▶ **Extracted entries**:
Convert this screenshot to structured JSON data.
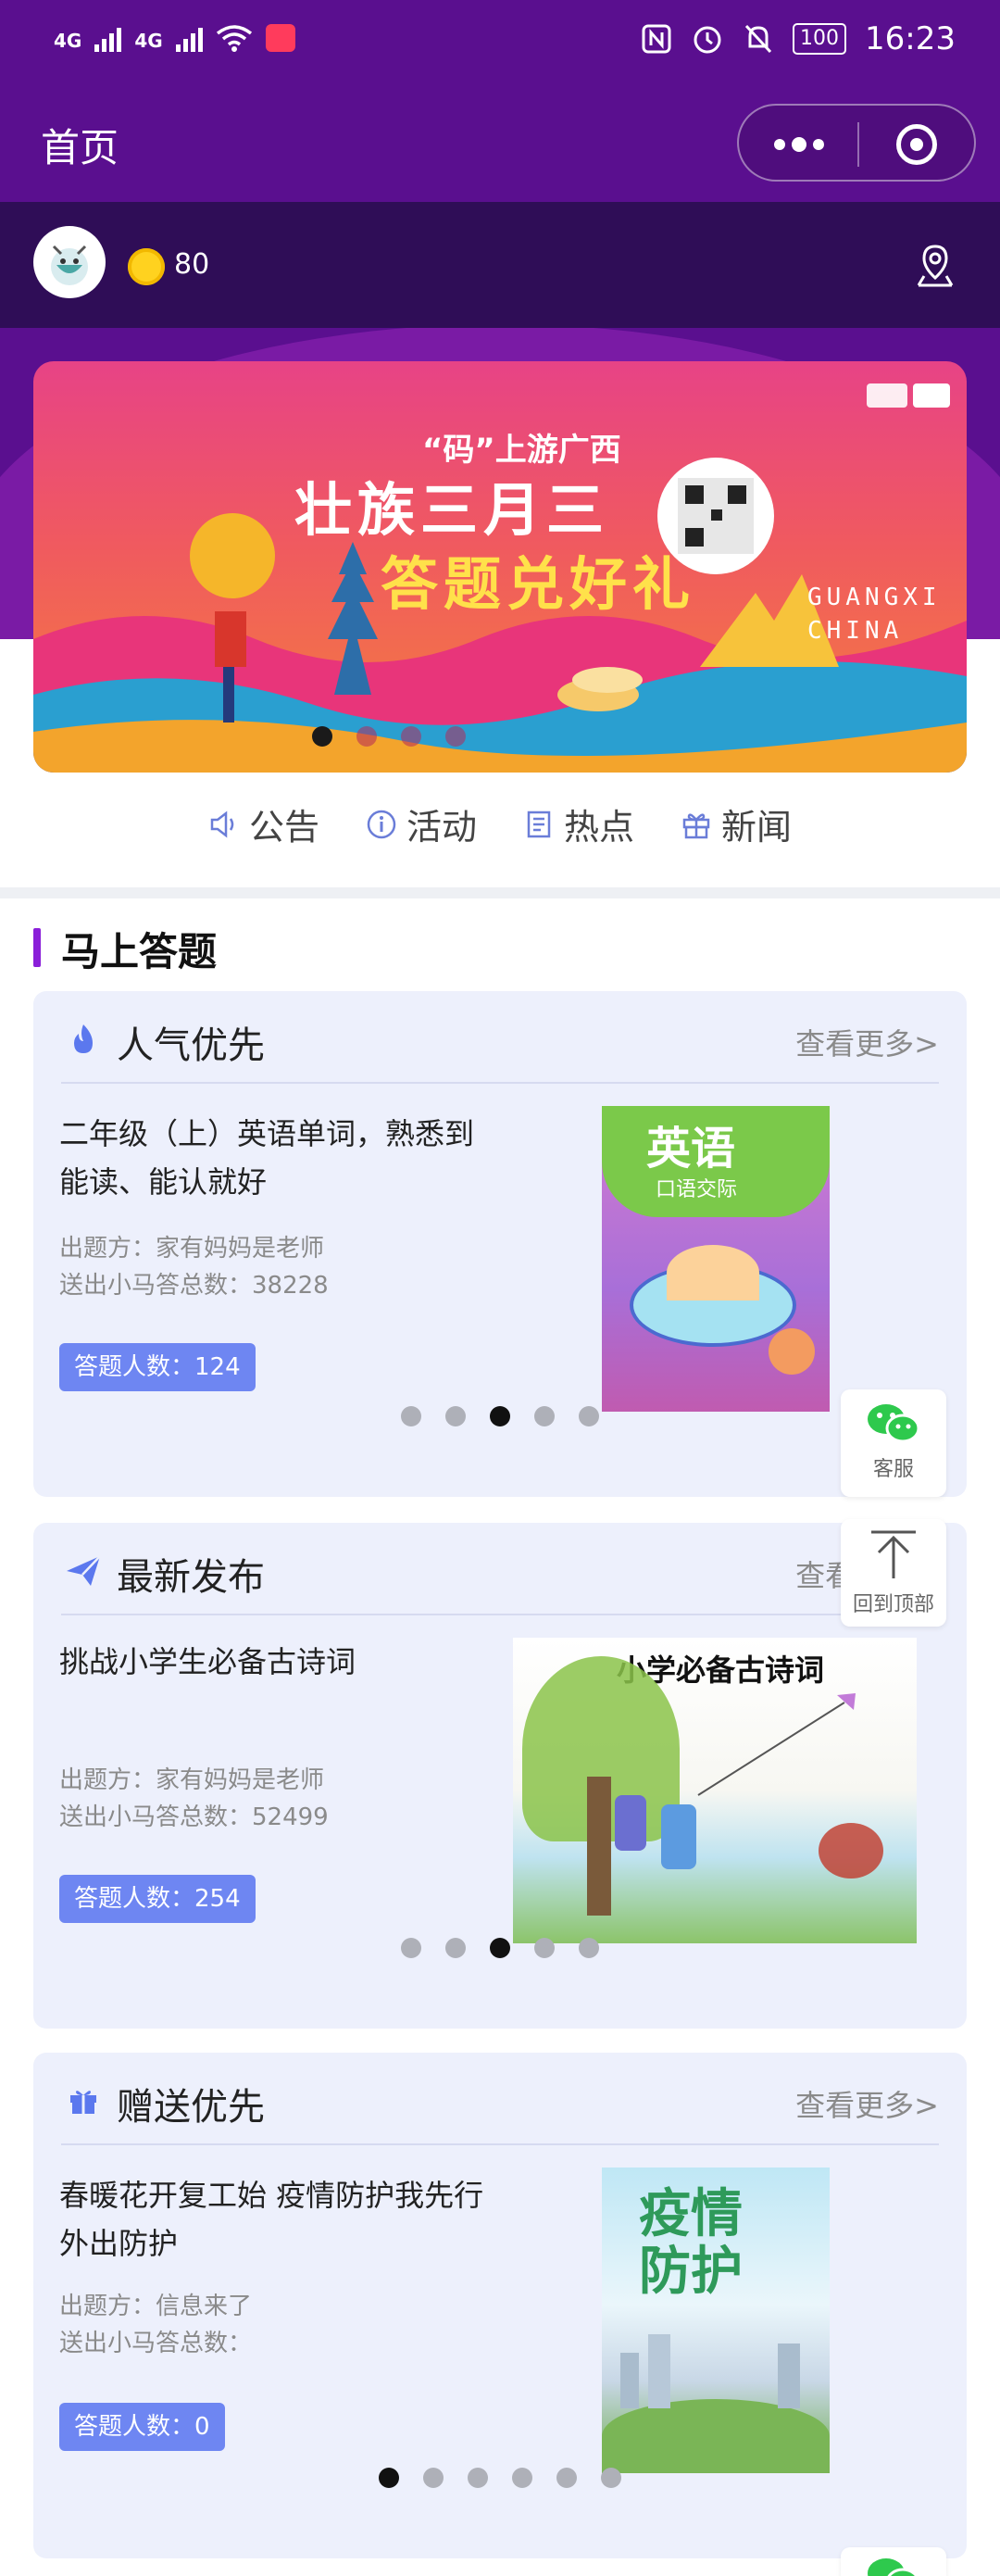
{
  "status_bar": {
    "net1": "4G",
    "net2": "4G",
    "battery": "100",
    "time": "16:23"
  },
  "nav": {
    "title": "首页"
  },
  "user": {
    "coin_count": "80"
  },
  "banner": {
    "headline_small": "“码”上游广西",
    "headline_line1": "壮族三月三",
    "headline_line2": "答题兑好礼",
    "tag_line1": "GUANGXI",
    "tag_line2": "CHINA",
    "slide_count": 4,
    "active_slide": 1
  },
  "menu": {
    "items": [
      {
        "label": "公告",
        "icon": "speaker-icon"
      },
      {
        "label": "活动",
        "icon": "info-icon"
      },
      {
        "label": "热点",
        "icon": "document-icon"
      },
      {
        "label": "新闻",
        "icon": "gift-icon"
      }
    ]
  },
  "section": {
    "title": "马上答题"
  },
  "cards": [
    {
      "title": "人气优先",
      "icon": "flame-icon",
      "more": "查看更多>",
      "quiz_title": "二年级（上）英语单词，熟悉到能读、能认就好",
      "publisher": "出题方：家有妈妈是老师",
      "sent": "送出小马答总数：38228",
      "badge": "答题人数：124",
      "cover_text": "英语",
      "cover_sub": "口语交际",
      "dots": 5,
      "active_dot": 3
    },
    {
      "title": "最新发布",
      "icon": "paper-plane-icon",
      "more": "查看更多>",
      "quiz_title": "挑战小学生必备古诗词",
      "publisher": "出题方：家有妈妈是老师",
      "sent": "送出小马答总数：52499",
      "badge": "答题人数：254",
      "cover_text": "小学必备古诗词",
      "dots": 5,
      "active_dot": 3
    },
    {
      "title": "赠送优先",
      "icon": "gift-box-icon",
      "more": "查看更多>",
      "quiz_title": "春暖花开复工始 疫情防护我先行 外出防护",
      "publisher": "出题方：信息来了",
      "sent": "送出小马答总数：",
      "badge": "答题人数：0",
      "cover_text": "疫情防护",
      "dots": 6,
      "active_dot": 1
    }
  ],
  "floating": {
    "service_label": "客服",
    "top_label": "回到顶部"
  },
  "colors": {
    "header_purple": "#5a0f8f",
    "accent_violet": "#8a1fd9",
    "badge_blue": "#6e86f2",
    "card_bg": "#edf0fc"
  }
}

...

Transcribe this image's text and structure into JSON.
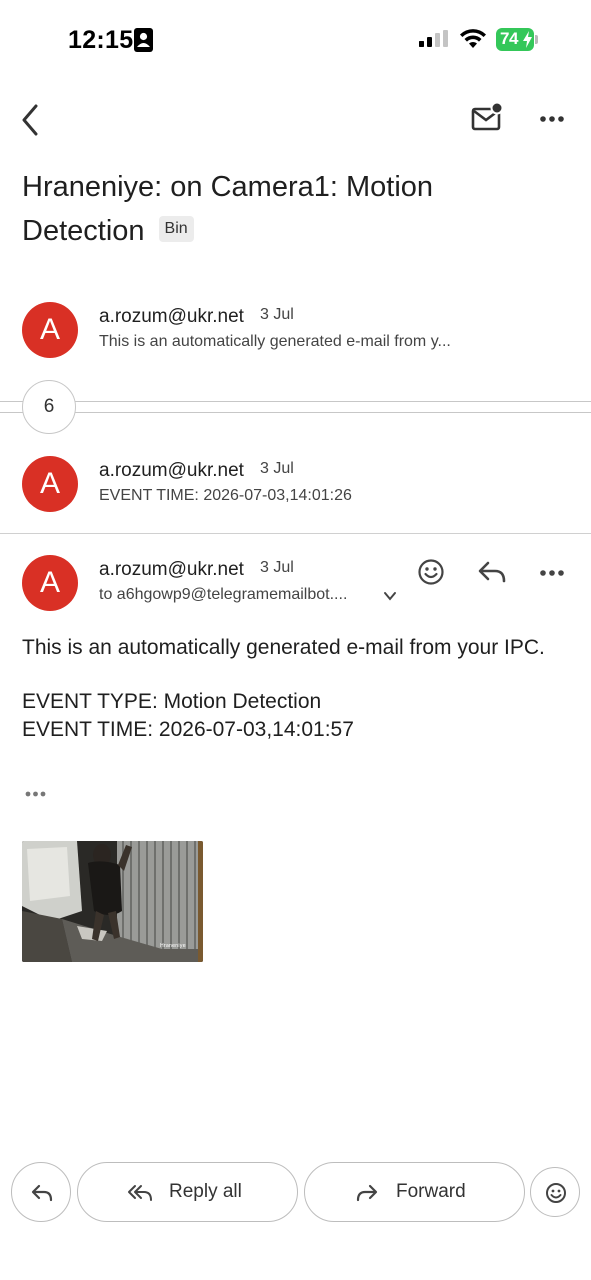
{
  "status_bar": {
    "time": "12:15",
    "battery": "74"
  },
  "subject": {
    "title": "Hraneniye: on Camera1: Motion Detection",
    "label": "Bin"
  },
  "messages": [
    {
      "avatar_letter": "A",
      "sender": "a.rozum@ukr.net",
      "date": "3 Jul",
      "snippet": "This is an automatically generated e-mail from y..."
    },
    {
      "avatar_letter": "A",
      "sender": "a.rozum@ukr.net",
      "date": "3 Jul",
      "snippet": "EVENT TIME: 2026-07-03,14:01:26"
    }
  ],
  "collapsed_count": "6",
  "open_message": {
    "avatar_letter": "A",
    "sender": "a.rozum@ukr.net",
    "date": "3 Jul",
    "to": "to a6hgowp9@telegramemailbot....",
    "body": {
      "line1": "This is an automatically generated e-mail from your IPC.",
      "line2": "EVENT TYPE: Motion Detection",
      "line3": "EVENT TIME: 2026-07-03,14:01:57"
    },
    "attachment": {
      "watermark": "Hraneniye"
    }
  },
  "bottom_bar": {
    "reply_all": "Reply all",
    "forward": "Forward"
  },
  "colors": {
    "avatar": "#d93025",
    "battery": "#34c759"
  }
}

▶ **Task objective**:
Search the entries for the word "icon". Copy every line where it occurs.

▶ **Answer below**:
        "icon": "speaker-icon"
        "icon": "info-icon"
        "icon": "document-icon"
        "icon": "gift-icon"
      "icon": "flame-icon",
      "icon": "paper-plane-icon",
      "icon": "gift-box-icon",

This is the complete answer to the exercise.